| WHAT YOU WILL DO |
Which lines of the entries below hold the word "tensorflow"? Report each of them.

| SUPPLIED MATERIAL |
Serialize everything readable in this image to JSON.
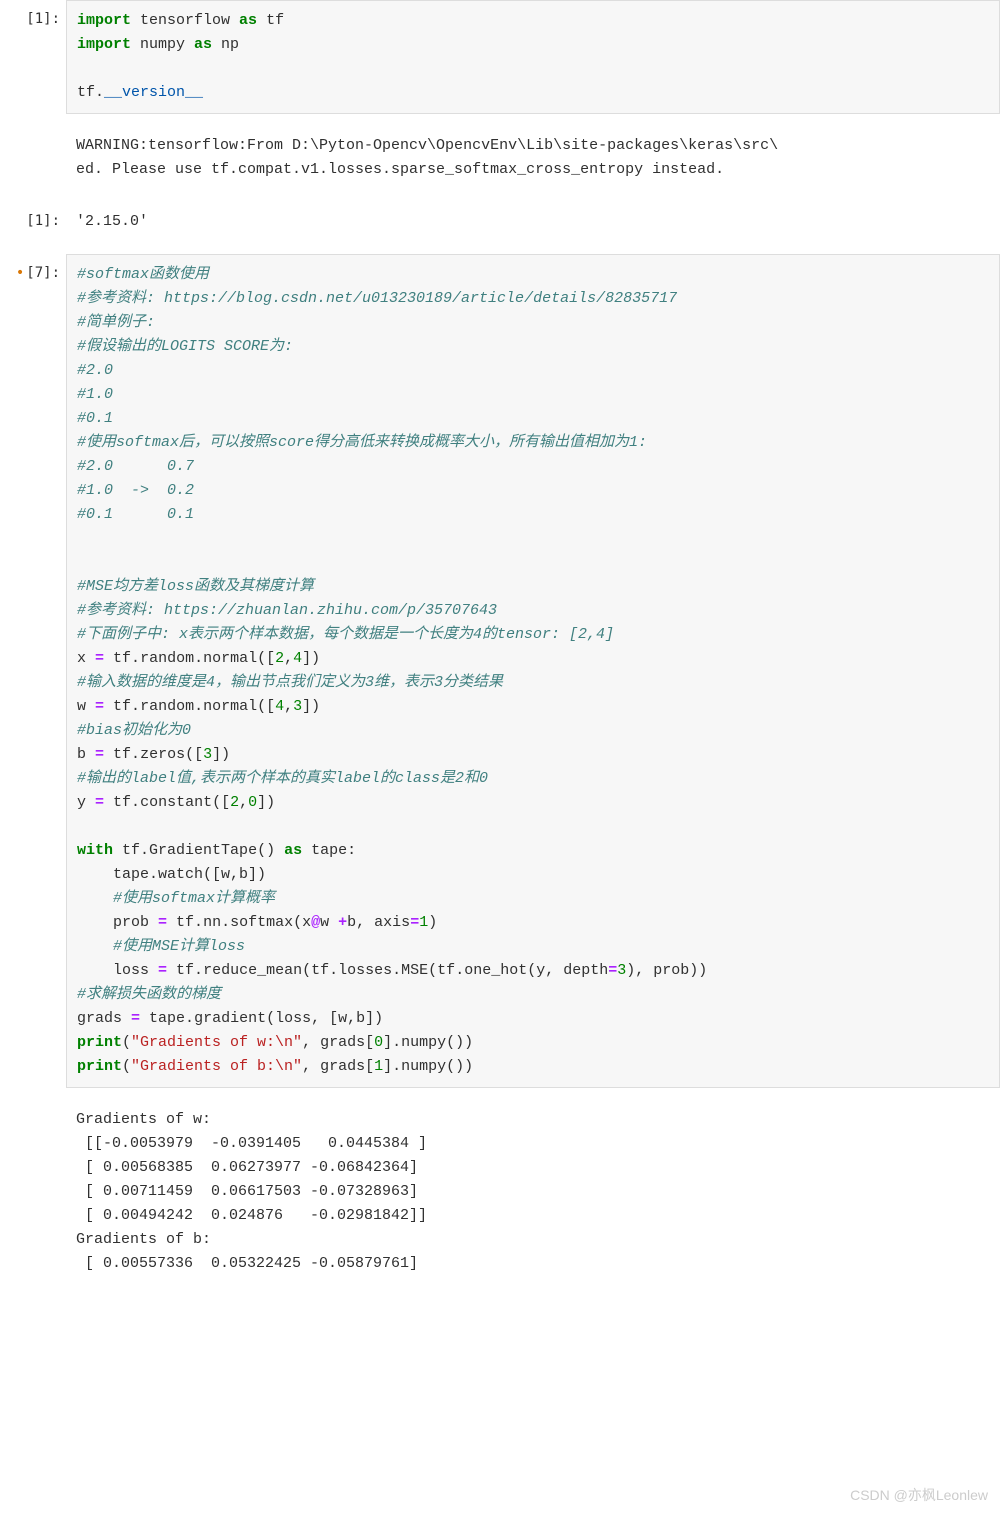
{
  "cells": [
    {
      "prompt": "[1]:",
      "type": "code",
      "lines": [
        {
          "kind": "code",
          "tokens": [
            {
              "t": "import",
              "c": "kw"
            },
            {
              "t": " tensorflow ",
              "c": "nm"
            },
            {
              "t": "as",
              "c": "kw"
            },
            {
              "t": " tf",
              "c": "nm"
            }
          ]
        },
        {
          "kind": "code",
          "tokens": [
            {
              "t": "import",
              "c": "kw"
            },
            {
              "t": " numpy ",
              "c": "nm"
            },
            {
              "t": "as",
              "c": "kw"
            },
            {
              "t": " np",
              "c": "nm"
            }
          ]
        },
        {
          "kind": "blank"
        },
        {
          "kind": "code",
          "tokens": [
            {
              "t": "tf",
              "c": "nm"
            },
            {
              "t": ".",
              "c": "nm"
            },
            {
              "t": "__version__",
              "c": "mag"
            }
          ]
        }
      ]
    },
    {
      "prompt": "",
      "type": "output",
      "text": "WARNING:tensorflow:From D:\\Pyton-Opencv\\OpencvEnv\\Lib\\site-packages\\keras\\src\\\ned. Please use tf.compat.v1.losses.sparse_softmax_cross_entropy instead."
    },
    {
      "prompt": "[1]:",
      "type": "output",
      "text": "'2.15.0'"
    },
    {
      "prompt": "[7]:",
      "dirty": true,
      "type": "code",
      "lines": [
        {
          "kind": "cmt",
          "text": "#softmax函数使用"
        },
        {
          "kind": "cmt",
          "text": "#参考资料: https://blog.csdn.net/u013230189/article/details/82835717"
        },
        {
          "kind": "cmt",
          "text": "#简单例子:"
        },
        {
          "kind": "cmt",
          "text": "#假设输出的LOGITS SCORE为:"
        },
        {
          "kind": "cmt",
          "text": "#2.0"
        },
        {
          "kind": "cmt",
          "text": "#1.0"
        },
        {
          "kind": "cmt",
          "text": "#0.1"
        },
        {
          "kind": "cmt",
          "text": "#使用softmax后，可以按照score得分高低来转换成概率大小，所有输出值相加为1:"
        },
        {
          "kind": "cmt",
          "text": "#2.0      0.7"
        },
        {
          "kind": "cmt",
          "text": "#1.0  ->  0.2"
        },
        {
          "kind": "cmt",
          "text": "#0.1      0.1"
        },
        {
          "kind": "blank"
        },
        {
          "kind": "blank"
        },
        {
          "kind": "cmt",
          "text": "#MSE均方差loss函数及其梯度计算"
        },
        {
          "kind": "cmt",
          "text": "#参考资料: https://zhuanlan.zhihu.com/p/35707643"
        },
        {
          "kind": "cmt",
          "text": "#下面例子中: x表示两个样本数据，每个数据是一个长度为4的tensor: [2,4]"
        },
        {
          "kind": "code",
          "tokens": [
            {
              "t": "x ",
              "c": "nm"
            },
            {
              "t": "=",
              "c": "op"
            },
            {
              "t": " tf",
              "c": "nm"
            },
            {
              "t": ".",
              "c": "nm"
            },
            {
              "t": "random",
              "c": "nm"
            },
            {
              "t": ".",
              "c": "nm"
            },
            {
              "t": "normal",
              "c": "nm"
            },
            {
              "t": "([",
              "c": "nm"
            },
            {
              "t": "2",
              "c": "num"
            },
            {
              "t": ",",
              "c": "nm"
            },
            {
              "t": "4",
              "c": "num"
            },
            {
              "t": "])",
              "c": "nm"
            }
          ]
        },
        {
          "kind": "cmt",
          "text": "#输入数据的维度是4，输出节点我们定义为3维，表示3分类结果"
        },
        {
          "kind": "code",
          "tokens": [
            {
              "t": "w ",
              "c": "nm"
            },
            {
              "t": "=",
              "c": "op"
            },
            {
              "t": " tf",
              "c": "nm"
            },
            {
              "t": ".",
              "c": "nm"
            },
            {
              "t": "random",
              "c": "nm"
            },
            {
              "t": ".",
              "c": "nm"
            },
            {
              "t": "normal",
              "c": "nm"
            },
            {
              "t": "([",
              "c": "nm"
            },
            {
              "t": "4",
              "c": "num"
            },
            {
              "t": ",",
              "c": "nm"
            },
            {
              "t": "3",
              "c": "num"
            },
            {
              "t": "])",
              "c": "nm"
            }
          ]
        },
        {
          "kind": "cmt",
          "text": "#bias初始化为0"
        },
        {
          "kind": "code",
          "tokens": [
            {
              "t": "b ",
              "c": "nm"
            },
            {
              "t": "=",
              "c": "op"
            },
            {
              "t": " tf",
              "c": "nm"
            },
            {
              "t": ".",
              "c": "nm"
            },
            {
              "t": "zeros",
              "c": "nm"
            },
            {
              "t": "([",
              "c": "nm"
            },
            {
              "t": "3",
              "c": "num"
            },
            {
              "t": "])",
              "c": "nm"
            }
          ]
        },
        {
          "kind": "cmt",
          "text": "#输出的label值,表示两个样本的真实label的class是2和0"
        },
        {
          "kind": "code",
          "tokens": [
            {
              "t": "y ",
              "c": "nm"
            },
            {
              "t": "=",
              "c": "op"
            },
            {
              "t": " tf",
              "c": "nm"
            },
            {
              "t": ".",
              "c": "nm"
            },
            {
              "t": "constant",
              "c": "nm"
            },
            {
              "t": "([",
              "c": "nm"
            },
            {
              "t": "2",
              "c": "num"
            },
            {
              "t": ",",
              "c": "nm"
            },
            {
              "t": "0",
              "c": "num"
            },
            {
              "t": "])",
              "c": "nm"
            }
          ]
        },
        {
          "kind": "blank"
        },
        {
          "kind": "code",
          "tokens": [
            {
              "t": "with",
              "c": "kw"
            },
            {
              "t": " tf",
              "c": "nm"
            },
            {
              "t": ".",
              "c": "nm"
            },
            {
              "t": "GradientTape",
              "c": "nm"
            },
            {
              "t": "() ",
              "c": "nm"
            },
            {
              "t": "as",
              "c": "kw"
            },
            {
              "t": " tape:",
              "c": "nm"
            }
          ]
        },
        {
          "kind": "code",
          "tokens": [
            {
              "t": "    tape",
              "c": "nm"
            },
            {
              "t": ".",
              "c": "nm"
            },
            {
              "t": "watch",
              "c": "nm"
            },
            {
              "t": "([w,b])",
              "c": "nm"
            }
          ]
        },
        {
          "kind": "cmt",
          "text": "    #使用softmax计算概率"
        },
        {
          "kind": "code",
          "tokens": [
            {
              "t": "    prob ",
              "c": "nm"
            },
            {
              "t": "=",
              "c": "op"
            },
            {
              "t": " tf",
              "c": "nm"
            },
            {
              "t": ".",
              "c": "nm"
            },
            {
              "t": "nn",
              "c": "nm"
            },
            {
              "t": ".",
              "c": "nm"
            },
            {
              "t": "softmax",
              "c": "nm"
            },
            {
              "t": "(x",
              "c": "nm"
            },
            {
              "t": "@",
              "c": "op"
            },
            {
              "t": "w ",
              "c": "nm"
            },
            {
              "t": "+",
              "c": "op"
            },
            {
              "t": "b, axis",
              "c": "nm"
            },
            {
              "t": "=",
              "c": "op"
            },
            {
              "t": "1",
              "c": "num"
            },
            {
              "t": ")",
              "c": "nm"
            }
          ]
        },
        {
          "kind": "cmt",
          "text": "    #使用MSE计算loss"
        },
        {
          "kind": "code",
          "tokens": [
            {
              "t": "    loss ",
              "c": "nm"
            },
            {
              "t": "=",
              "c": "op"
            },
            {
              "t": " tf",
              "c": "nm"
            },
            {
              "t": ".",
              "c": "nm"
            },
            {
              "t": "reduce_mean",
              "c": "nm"
            },
            {
              "t": "(tf",
              "c": "nm"
            },
            {
              "t": ".",
              "c": "nm"
            },
            {
              "t": "losses",
              "c": "nm"
            },
            {
              "t": ".",
              "c": "nm"
            },
            {
              "t": "MSE",
              "c": "nm"
            },
            {
              "t": "(tf",
              "c": "nm"
            },
            {
              "t": ".",
              "c": "nm"
            },
            {
              "t": "one_hot",
              "c": "nm"
            },
            {
              "t": "(y, depth",
              "c": "nm"
            },
            {
              "t": "=",
              "c": "op"
            },
            {
              "t": "3",
              "c": "num"
            },
            {
              "t": "), prob))",
              "c": "nm"
            }
          ]
        },
        {
          "kind": "cmt",
          "text": "#求解损失函数的梯度"
        },
        {
          "kind": "code",
          "tokens": [
            {
              "t": "grads ",
              "c": "nm"
            },
            {
              "t": "=",
              "c": "op"
            },
            {
              "t": " tape",
              "c": "nm"
            },
            {
              "t": ".",
              "c": "nm"
            },
            {
              "t": "gradient",
              "c": "nm"
            },
            {
              "t": "(loss, [w,b])",
              "c": "nm"
            }
          ]
        },
        {
          "kind": "code",
          "tokens": [
            {
              "t": "print",
              "c": "kw"
            },
            {
              "t": "(",
              "c": "nm"
            },
            {
              "t": "\"Gradients of w:\\n\"",
              "c": "str"
            },
            {
              "t": ", grads[",
              "c": "nm"
            },
            {
              "t": "0",
              "c": "num"
            },
            {
              "t": "]",
              "c": "nm"
            },
            {
              "t": ".",
              "c": "nm"
            },
            {
              "t": "numpy",
              "c": "nm"
            },
            {
              "t": "())",
              "c": "nm"
            }
          ]
        },
        {
          "kind": "code",
          "tokens": [
            {
              "t": "print",
              "c": "kw"
            },
            {
              "t": "(",
              "c": "nm"
            },
            {
              "t": "\"Gradients of b:\\n\"",
              "c": "str"
            },
            {
              "t": ", grads[",
              "c": "nm"
            },
            {
              "t": "1",
              "c": "num"
            },
            {
              "t": "]",
              "c": "nm"
            },
            {
              "t": ".",
              "c": "nm"
            },
            {
              "t": "numpy",
              "c": "nm"
            },
            {
              "t": "())",
              "c": "nm"
            }
          ]
        }
      ]
    },
    {
      "prompt": "",
      "type": "output",
      "text": "Gradients of w:\n [[-0.0053979  -0.0391405   0.0445384 ]\n [ 0.00568385  0.06273977 -0.06842364]\n [ 0.00711459  0.06617503 -0.07328963]\n [ 0.00494242  0.024876   -0.02981842]]\nGradients of b:\n [ 0.00557336  0.05322425 -0.05879761]"
    }
  ],
  "watermark": "CSDN @亦枫Leonlew"
}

| TASK SOLUTION |
              "t": " tensorflow ",
      "text": "WARNING:tensorflow:From D:\\Pyton-Opencv\\OpencvEnv\\Lib\\site-packages\\keras\\src\\\ned. Please use tf.compat.v1.losses.sparse_softmax_cross_entropy instead."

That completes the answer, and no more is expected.